If You Read Anything This Week: Wine News 9/13/2019

New Master Sommeliers: In case you missed it, seven new Master Sommeliers have been named following the exam this past week in St. Louis. Congratulations to Nick Davis, Mariya Kovacheva, Justin Moore, Vincent Morrow, Joshua Orr, Jeremy Shanker, and Jill Zimorski! [Wine Industry Advisor]

Sonoma sustainability & more: Five years ago, Sonoma County Winegrowers set out to achieve 100% sustainability certification across its vineyards by 2019. Today, they’re at 99%. Their next project is to be the pilot region for the new Climate Adaptation Certification, which focuses on carbon sequestration and greenhouse gas emissions. [SF Chronicle]

No-deal Brexit & wine: In the event of a no-deal Brexit, new paperwork requirements could cost UK wine businesses 70 million pounds, say new estimates. This paperwork would be associated with wines imported from the EU and English wine exported to the EU. About 55% of the UK’s wine is imported from the EU. [Decanter]

Mexican wine: Though it has been made since the 16th century, Mexican wine has received renewed attention as winemakers have experimented with new grapes—without any regulations, they’re free to be creative—and gotten access to cleaner water. US restaurants are increasingly featuring these wines. [Wine Enthusiast]

Affordable Burgundy: Though Burgundy’s costs have skyrocketed over the past two decades, Eric Asimov recognizes why these wines still captivate. He suggests 12 somewhat more affordable options. [NYT]

Remembering Windows: An excerpt from Tom Roston’s The Most Spectacular Restaurant in the World tells the story of Window on the World in commemoration of the September 11 anniversary this week. [Grub Street]

Our favorite SevenFifty Daily article this week

New Napa: MS Matt Stamp examines the so-called New California movement as it has emerged in Napa. Sonoma winemakers, followed by others throughout the state, led the way in exploring this new style; in Napa, there have been fewer revolutionaries thanks to high costs and a clearly established style.
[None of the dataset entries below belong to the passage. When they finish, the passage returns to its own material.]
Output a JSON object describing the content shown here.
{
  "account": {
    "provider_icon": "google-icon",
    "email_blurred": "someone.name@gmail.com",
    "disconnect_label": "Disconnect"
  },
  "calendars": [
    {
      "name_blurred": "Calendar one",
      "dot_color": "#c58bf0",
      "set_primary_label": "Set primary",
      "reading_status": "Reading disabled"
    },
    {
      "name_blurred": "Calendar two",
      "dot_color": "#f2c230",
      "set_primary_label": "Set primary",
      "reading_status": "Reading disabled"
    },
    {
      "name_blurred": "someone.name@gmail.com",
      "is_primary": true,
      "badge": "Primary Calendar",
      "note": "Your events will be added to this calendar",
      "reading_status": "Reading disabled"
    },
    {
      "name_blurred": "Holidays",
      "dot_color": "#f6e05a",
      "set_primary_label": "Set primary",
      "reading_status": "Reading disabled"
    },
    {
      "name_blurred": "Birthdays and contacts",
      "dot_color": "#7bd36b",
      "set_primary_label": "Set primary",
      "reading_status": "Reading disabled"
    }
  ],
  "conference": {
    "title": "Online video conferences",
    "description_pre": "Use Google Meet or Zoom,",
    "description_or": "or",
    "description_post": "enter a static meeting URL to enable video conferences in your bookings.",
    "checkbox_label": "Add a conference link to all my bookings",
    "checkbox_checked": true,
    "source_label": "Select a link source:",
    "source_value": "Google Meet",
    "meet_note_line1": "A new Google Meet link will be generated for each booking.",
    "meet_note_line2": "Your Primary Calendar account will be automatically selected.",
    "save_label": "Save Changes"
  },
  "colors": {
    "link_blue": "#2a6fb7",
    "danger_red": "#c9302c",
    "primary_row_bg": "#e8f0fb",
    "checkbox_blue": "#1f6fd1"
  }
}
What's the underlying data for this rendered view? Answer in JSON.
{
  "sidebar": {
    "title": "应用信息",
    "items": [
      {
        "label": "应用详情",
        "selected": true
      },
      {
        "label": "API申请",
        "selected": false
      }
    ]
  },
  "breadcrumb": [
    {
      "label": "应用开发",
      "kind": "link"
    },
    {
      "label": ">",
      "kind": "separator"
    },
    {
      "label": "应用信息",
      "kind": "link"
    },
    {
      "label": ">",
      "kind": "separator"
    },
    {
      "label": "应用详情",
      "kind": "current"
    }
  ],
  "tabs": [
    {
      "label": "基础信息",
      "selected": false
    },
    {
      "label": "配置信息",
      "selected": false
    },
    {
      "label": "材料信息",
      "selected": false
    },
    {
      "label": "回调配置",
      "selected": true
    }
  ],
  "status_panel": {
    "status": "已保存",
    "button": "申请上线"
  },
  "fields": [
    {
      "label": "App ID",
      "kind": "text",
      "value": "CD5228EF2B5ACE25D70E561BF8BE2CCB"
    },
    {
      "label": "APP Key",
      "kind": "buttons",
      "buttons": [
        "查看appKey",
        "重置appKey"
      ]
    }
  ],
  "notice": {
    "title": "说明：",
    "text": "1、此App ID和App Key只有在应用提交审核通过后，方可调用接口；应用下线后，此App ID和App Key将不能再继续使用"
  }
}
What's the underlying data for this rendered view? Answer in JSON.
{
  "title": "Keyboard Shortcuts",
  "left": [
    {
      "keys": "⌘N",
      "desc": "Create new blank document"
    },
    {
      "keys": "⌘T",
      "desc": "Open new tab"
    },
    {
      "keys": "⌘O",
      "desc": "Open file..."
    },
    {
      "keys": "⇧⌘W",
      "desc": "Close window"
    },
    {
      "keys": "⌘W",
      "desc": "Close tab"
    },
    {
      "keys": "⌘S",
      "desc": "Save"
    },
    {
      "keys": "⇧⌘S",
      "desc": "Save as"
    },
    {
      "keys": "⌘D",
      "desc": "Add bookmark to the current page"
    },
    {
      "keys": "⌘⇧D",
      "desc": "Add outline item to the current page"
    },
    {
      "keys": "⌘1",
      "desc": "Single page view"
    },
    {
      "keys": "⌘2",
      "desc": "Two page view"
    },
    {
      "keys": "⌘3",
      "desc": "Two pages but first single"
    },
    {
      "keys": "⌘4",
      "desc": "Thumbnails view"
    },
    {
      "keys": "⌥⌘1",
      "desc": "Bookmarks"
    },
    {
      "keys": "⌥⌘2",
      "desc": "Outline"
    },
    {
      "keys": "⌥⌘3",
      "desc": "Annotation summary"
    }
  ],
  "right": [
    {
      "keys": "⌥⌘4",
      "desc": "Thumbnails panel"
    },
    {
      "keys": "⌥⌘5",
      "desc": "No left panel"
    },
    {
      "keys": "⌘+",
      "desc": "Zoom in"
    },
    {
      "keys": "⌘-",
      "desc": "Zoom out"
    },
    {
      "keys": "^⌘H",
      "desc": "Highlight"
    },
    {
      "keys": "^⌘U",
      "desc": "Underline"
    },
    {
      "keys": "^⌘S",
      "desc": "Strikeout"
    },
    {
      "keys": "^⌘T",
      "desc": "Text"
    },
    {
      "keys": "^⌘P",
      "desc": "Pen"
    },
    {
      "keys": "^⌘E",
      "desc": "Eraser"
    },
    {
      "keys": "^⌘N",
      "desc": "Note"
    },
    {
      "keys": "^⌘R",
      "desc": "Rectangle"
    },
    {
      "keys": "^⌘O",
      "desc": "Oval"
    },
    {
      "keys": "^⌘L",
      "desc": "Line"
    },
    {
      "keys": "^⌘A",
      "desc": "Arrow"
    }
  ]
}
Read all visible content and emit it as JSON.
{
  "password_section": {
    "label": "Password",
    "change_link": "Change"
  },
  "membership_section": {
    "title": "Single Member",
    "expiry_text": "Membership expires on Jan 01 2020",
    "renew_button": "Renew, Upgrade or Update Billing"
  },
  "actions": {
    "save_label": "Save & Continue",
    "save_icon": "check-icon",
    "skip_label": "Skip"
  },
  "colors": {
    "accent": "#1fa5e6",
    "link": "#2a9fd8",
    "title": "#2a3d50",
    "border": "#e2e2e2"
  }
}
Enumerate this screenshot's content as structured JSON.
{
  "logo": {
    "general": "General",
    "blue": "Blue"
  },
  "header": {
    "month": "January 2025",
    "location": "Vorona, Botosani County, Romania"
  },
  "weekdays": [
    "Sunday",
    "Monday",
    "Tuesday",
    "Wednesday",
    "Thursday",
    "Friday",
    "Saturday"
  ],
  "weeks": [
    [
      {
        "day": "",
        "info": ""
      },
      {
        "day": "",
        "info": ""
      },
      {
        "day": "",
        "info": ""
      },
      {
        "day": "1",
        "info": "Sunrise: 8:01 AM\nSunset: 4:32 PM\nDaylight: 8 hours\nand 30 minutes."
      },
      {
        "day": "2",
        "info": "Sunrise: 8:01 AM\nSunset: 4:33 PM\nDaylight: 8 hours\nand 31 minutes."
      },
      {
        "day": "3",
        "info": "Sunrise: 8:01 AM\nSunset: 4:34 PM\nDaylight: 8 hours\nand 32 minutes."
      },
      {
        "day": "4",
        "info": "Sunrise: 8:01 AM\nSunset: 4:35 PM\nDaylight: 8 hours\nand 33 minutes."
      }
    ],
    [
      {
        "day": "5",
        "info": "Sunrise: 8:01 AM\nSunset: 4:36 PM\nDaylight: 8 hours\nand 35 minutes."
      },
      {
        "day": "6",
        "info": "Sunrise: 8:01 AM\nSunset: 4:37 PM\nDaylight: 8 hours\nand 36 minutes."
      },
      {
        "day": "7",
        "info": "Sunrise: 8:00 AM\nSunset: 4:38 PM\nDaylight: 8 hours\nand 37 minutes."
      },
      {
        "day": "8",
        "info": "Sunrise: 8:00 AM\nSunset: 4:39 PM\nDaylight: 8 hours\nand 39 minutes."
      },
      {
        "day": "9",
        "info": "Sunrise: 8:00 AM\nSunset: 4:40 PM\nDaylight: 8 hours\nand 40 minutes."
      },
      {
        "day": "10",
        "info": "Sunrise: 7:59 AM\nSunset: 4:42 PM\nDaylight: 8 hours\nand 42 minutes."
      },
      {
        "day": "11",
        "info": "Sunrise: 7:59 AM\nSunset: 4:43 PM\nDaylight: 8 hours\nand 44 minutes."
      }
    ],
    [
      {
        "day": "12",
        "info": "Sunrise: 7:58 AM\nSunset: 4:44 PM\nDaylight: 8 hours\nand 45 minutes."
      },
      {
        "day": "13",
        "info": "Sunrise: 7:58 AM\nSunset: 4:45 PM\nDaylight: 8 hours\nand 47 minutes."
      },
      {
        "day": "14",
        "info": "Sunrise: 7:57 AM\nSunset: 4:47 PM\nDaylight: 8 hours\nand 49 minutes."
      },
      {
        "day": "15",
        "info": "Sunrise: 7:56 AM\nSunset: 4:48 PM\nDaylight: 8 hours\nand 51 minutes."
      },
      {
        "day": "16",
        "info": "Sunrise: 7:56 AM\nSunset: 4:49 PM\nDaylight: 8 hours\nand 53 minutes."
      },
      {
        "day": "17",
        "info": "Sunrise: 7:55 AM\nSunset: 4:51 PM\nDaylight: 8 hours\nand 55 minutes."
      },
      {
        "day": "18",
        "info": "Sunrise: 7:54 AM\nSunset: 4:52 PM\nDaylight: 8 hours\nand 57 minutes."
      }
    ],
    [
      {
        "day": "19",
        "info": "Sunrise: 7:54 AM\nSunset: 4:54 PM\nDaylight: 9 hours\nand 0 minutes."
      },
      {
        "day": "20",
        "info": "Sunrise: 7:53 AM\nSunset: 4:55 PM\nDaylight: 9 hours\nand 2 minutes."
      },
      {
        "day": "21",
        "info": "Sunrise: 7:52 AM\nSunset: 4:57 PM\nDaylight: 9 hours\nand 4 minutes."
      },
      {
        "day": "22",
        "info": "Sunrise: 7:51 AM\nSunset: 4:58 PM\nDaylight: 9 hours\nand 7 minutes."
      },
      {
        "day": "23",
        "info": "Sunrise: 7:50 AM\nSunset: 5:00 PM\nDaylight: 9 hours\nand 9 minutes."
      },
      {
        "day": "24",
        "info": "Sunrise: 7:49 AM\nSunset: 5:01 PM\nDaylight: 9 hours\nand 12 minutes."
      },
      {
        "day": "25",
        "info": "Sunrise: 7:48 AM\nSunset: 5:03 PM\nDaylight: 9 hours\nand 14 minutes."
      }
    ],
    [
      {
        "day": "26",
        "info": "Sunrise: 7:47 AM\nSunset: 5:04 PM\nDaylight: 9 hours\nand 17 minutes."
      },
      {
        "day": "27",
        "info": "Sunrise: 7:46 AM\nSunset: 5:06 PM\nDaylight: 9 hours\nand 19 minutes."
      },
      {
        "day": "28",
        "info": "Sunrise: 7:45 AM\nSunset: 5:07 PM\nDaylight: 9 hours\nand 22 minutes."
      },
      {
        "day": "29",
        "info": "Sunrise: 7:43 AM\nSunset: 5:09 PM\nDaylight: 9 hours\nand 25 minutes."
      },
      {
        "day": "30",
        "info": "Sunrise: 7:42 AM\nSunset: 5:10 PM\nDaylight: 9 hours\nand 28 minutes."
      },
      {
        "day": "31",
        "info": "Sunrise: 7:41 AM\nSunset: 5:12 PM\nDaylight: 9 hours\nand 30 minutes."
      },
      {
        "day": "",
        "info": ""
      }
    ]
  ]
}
And yet entrepreneurs are making their mark. [SevenFifty Daily]

What do you think?

For those of you with viticultural experience, what do you think of the Climate Adaptation Certification?

What are your favorite Mexican wines? Do you see many in your market?

Which Burgundy producers are your go-to less-expensive options?

Who else is making exciting “new wave” wine in Napa? What else should be said about Napa’s role in the New California movement?

What else have you been reading this week?